What is required —
Every entry must be repeated exactly in the answer.

Interface dataset entries
>>>

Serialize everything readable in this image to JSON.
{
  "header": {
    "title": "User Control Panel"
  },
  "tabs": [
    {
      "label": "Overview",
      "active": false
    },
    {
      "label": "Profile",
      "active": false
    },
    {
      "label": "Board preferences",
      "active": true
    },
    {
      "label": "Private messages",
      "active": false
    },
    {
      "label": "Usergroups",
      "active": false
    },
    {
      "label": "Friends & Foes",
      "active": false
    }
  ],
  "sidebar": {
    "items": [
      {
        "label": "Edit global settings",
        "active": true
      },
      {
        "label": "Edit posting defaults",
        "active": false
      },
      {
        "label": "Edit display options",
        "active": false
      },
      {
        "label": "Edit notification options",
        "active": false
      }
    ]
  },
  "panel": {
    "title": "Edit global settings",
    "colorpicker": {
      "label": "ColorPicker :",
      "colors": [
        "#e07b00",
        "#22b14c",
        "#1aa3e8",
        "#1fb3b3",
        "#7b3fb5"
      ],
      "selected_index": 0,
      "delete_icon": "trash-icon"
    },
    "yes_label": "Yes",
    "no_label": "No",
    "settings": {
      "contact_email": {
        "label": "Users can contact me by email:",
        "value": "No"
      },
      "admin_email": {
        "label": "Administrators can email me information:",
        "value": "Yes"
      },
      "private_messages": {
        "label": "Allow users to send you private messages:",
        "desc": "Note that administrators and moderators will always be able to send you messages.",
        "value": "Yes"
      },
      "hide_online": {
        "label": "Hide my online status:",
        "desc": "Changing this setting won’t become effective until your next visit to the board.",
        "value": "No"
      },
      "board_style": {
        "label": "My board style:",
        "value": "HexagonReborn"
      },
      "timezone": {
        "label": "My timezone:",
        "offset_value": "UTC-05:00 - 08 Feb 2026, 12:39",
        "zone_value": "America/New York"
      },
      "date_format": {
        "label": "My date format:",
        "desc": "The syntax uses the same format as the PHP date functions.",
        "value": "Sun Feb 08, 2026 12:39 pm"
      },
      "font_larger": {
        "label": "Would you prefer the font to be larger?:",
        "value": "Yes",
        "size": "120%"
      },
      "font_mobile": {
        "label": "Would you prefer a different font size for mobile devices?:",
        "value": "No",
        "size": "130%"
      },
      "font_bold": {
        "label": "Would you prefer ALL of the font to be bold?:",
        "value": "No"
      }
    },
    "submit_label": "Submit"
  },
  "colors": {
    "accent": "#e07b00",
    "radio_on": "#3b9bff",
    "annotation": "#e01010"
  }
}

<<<

Solution for this task —
Serialize everything readable in this image to JSON.
{
  "header": {
    "title": "User Control Panel"
  },
  "tabs": [
    {
      "label": "Overview",
      "active": false
    },
    {
      "label": "Profile",
      "active": false
    },
    {
      "label": "Board preferences",
      "active": true
    },
    {
      "label": "Private messages",
      "active": false
    },
    {
      "label": "Usergroups",
      "active": false
    },
    {
      "label": "Friends & Foes",
      "active": false
    }
  ],
  "sidebar": {
    "items": [
      {
        "label": "Edit global settings",
        "active": true
      },
      {
        "label": "Edit posting defaults",
        "active": false
      },
      {
        "label": "Edit display options",
        "active": false
      },
      {
        "label": "Edit notification options",
        "active": false
      }
    ]
  },
  "panel": {
    "title": "Edit global settings",
    "colorpicker": {
      "label": "ColorPicker :",
      "colors": [
        "#e07b00",
        "#22b14c",
        "#1aa3e8",
        "#1fb3b3",
        "#7b3fb5"
      ],
      "selected_index": 0,
      "delete_icon": "trash-icon"
    },
    "yes_label": "Yes",
    "no_label": "No",
    "settings": {
      "contact_email": {
        "label": "Users can contact me by email:",
        "value": "No"
      },
      "admin_email": {
        "label": "Administrators can email me information:",
        "value": "Yes"
      },
      "private_messages": {
        "label": "Allow users to send you private messages:",
        "desc": "Note that administrators and moderators will always be able to send you messages.",
        "value": "Yes"
      },
      "hide_online": {
        "label": "Hide my online status:",
        "desc": "Changing this setting won’t become effective until your next visit to the board.",
        "value": "No"
      },
      "board_style": {
        "label": "My board style:",
        "value": "HexagonReborn"
      },
      "timezone": {
        "label": "My timezone:",
        "offset_value": "UTC-05:00 - 08 Feb 2026, 12:39",
        "zone_value": "America/New York"
      },
      "date_format": {
        "label": "My date format:",
        "desc": "The syntax uses the same format as the PHP date functions.",
        "value": "Sun Feb 08, 2026 12:39 pm"
      },
      "font_larger": {
        "label": "Would you prefer the font to be larger?:",
        "value": "Yes",
        "size": "120%"
      },
      "font_mobile": {
        "label": "Would you prefer a different font size for mobile devices?:",
        "value": "No",
        "size": "130%"
      },
      "font_bold": {
        "label": "Would you prefer ALL of the font to be bold?:",
        "value": "No"
      }
    },
    "submit_label": "Submit"
  },
  "colors": {
    "accent": "#e07b00",
    "radio_on": "#3b9bff",
    "annotation": "#e01010"
  }
}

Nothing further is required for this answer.